2. The prioritized IP data service is only allowed with SIMs provisioned for that
level of priority.
This subsection provides key information on the bespoke air interface known as IAI-2
(Inmarsat Air Interface 2).
3.4.1 Frequency Range
The forward (to aircraft) user link operates in the frequency range 1518-1559MHz.
Some AES and the I4 satellites only support a frequency range of 1525-1559MHz.
Alphasat supports the full frequency range.
The return (from aircraft) user link operates in the frequency range 1626.5-1660.5 and
1668-1675MHz. Some AES and the I4 satellites only support a frequency range of
1626.5-1660.5MHz. Alphasat supports the full frequency range.
Note: ICAO WG-F agreed in March 2013 that use of the Extended L Band (1518-1525
MHz and 1668-1675 MHz) for AMS(R)S operations would require additional study.
Right Hand Circular Polarization is used for both the forward (to aircraft) and return
(from aircraft) user links.
The SBB air interface supports a matrix of carriers and bursts of different modulation
type, symbol rate and code rate. Inmarsat configuration settings and the RAN

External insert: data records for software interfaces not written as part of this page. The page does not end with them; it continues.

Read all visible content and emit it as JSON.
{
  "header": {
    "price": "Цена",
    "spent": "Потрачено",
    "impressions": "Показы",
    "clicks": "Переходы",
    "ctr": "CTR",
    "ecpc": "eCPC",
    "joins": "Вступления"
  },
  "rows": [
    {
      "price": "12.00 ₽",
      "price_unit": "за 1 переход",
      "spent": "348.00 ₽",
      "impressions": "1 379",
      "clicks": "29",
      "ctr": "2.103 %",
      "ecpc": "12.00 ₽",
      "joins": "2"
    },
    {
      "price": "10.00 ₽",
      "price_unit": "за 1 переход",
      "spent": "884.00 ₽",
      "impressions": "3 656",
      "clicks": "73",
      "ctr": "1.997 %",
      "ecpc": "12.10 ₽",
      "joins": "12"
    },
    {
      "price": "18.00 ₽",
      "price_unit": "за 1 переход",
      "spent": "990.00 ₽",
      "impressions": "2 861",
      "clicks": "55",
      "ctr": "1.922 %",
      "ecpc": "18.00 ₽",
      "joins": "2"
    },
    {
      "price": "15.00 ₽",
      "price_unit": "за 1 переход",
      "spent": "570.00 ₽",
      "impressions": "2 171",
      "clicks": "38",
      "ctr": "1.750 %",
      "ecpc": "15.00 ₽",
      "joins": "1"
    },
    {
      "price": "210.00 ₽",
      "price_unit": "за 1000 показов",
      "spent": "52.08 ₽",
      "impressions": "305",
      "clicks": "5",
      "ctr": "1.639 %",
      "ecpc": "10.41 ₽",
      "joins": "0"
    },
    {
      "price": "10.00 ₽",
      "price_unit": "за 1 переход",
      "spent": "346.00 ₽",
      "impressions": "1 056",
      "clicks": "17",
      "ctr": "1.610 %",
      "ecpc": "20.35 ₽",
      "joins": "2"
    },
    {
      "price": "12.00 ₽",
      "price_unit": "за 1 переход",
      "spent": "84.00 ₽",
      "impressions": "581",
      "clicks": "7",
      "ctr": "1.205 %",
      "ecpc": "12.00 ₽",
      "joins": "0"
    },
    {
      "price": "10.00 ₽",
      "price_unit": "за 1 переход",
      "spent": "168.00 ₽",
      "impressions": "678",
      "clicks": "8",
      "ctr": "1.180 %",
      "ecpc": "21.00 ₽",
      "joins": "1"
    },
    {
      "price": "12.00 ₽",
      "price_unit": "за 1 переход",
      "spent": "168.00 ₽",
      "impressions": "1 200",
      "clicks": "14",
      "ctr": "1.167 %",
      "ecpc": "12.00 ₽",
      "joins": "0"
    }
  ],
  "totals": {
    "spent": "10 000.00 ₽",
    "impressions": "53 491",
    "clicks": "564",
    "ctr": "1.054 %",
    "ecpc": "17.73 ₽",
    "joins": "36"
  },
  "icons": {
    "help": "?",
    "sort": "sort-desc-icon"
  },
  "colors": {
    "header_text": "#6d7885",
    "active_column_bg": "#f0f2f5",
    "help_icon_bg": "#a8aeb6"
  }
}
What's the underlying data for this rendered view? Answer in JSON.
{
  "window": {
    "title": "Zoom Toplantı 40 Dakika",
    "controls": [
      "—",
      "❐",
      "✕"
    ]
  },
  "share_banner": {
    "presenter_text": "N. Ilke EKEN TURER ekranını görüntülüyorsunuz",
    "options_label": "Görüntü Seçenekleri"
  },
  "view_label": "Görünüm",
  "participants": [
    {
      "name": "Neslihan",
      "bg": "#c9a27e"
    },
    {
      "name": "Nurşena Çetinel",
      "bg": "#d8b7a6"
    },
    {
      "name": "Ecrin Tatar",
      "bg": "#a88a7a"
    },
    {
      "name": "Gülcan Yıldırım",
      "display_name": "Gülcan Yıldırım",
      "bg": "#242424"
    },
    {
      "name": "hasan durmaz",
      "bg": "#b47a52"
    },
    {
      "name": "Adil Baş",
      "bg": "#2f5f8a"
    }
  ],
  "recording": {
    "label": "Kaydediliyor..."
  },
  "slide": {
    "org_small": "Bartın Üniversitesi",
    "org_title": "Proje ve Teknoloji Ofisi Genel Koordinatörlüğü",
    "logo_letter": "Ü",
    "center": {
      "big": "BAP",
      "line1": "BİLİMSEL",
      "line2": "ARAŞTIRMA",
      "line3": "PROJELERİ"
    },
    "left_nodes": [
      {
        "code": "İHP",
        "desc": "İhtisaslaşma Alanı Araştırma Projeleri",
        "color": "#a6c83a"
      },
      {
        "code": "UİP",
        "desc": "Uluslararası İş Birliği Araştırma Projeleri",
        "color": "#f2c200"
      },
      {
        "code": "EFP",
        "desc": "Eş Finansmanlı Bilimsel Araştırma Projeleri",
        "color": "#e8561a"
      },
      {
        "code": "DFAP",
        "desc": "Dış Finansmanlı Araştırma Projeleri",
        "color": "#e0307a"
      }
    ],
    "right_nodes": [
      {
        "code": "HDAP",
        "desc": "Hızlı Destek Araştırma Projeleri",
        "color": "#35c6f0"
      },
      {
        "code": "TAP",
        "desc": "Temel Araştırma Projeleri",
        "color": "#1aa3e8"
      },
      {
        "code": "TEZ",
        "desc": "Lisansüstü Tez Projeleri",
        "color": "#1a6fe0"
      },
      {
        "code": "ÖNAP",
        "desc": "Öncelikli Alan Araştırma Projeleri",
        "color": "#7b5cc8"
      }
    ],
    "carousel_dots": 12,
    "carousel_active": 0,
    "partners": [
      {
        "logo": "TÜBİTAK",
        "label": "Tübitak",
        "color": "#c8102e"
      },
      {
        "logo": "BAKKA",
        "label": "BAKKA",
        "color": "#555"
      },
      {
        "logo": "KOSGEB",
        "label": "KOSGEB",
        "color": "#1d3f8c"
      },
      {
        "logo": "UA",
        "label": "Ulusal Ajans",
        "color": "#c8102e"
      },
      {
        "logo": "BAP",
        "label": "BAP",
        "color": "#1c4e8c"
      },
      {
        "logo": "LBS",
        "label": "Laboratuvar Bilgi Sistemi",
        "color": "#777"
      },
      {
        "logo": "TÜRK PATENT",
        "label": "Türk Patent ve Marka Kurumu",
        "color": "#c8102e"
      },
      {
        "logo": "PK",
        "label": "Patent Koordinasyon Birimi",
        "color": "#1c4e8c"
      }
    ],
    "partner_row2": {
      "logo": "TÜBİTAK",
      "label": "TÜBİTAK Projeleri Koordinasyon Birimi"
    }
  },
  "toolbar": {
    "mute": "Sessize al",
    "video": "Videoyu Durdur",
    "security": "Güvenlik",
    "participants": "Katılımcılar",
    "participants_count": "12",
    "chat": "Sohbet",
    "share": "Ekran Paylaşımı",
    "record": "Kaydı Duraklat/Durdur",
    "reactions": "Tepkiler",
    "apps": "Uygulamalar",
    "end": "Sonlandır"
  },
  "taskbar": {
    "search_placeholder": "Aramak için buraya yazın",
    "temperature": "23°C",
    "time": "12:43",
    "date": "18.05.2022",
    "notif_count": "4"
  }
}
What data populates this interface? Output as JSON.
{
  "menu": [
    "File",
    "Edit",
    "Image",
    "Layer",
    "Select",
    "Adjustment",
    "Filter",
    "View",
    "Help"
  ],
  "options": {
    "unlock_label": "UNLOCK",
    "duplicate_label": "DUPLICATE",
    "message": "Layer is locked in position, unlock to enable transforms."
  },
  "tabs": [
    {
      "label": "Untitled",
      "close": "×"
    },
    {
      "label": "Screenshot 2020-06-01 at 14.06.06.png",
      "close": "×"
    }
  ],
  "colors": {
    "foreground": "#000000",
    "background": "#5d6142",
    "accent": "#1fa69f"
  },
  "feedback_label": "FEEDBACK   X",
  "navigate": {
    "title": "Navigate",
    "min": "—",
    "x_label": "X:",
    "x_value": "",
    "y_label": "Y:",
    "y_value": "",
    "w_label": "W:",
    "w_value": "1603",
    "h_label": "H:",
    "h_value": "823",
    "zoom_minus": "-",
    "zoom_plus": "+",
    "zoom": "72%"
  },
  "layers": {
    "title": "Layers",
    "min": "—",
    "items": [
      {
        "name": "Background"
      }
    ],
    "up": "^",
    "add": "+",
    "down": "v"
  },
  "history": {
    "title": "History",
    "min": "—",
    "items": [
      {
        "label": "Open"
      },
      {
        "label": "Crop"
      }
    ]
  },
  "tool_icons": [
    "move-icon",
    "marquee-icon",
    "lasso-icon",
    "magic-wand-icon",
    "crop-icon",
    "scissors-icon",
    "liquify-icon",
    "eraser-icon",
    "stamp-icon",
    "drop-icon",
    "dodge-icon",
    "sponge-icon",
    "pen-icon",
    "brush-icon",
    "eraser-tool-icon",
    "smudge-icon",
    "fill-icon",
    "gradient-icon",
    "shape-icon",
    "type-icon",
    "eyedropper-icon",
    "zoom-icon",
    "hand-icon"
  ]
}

determine which bearers and code rate are used on a dynamic basis. In SBB
terminology carriers and bursts are known collectively as bearers.
SBB RF bearers in the forward (to aircraft) direction are a continuous transmission of
time division multiplexed (TDM) carriers shared between a number of users. RF
bearers in the return direction (from aircraft) are based on time division multiple access
(TDMA) between a number of users.
Power efficient QPSK (Quadrature Phase Shift Keying) and bandwidth efficient 16 and
64 QAM (Quadrature Amplitude Modulation) modulation is used, together with a
number of frame burst durations. Symbol rates between 8.4 kilo symbols per second
(kSym/s) and 168 kSym/s are used with each symbol rate being a fraction or multiple
of 33.6 kSym/s. Variable coding rate is used with rates corresponding to 1 dB changes
in C/No. In the main the bearers operate at constant power and as the C/No varies the
coding rate (and hence the user data rate) is adjusted accordingly. Bearers use Raised
Root Cosine (RRC) filtering with roll-off of α=0.13 for T539 and T2.5 bearers and α=0.25
for other bearers. Channel spacing for the 151.2 and 168 kSym/s bearers is 200 kHz.
Other bearers are spaced at fractions of 200 kHz.
The forward and return bearer types are shown in Table 3-5.
15 T5 and T2.5 are bearers with symbol rate of 5 and 2.5 times 33.5kSym/s.
Links Archive Navigation Previous Page Next Page